■ **EXERCISE**:
Nothing in the listing may be skipped; repeat it all exactly.
◇ ◇ ◇ ◇ ◇
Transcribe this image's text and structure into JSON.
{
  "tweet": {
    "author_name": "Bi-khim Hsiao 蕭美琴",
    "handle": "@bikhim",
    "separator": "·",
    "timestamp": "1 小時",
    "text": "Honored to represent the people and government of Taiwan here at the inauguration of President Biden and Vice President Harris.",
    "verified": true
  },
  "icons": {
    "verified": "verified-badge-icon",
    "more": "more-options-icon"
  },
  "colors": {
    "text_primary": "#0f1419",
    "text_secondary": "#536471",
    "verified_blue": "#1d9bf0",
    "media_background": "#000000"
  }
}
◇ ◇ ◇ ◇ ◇
■ **SOLUTION**:
Transcribe this image's text and structure into JSON.
{
  "tweet": {
    "author_name": "Bi-khim Hsiao 蕭美琴",
    "handle": "@bikhim",
    "separator": "·",
    "timestamp": "1 小時",
    "text": "Honored to represent the people and government of Taiwan here at the inauguration of President Biden and Vice President Harris.",
    "verified": true
  },
  "icons": {
    "verified": "verified-badge-icon",
    "more": "more-options-icon"
  },
  "colors": {
    "text_primary": "#0f1419",
    "text_secondary": "#536471",
    "verified_blue": "#1d9bf0",
    "media_background": "#000000"
  }
}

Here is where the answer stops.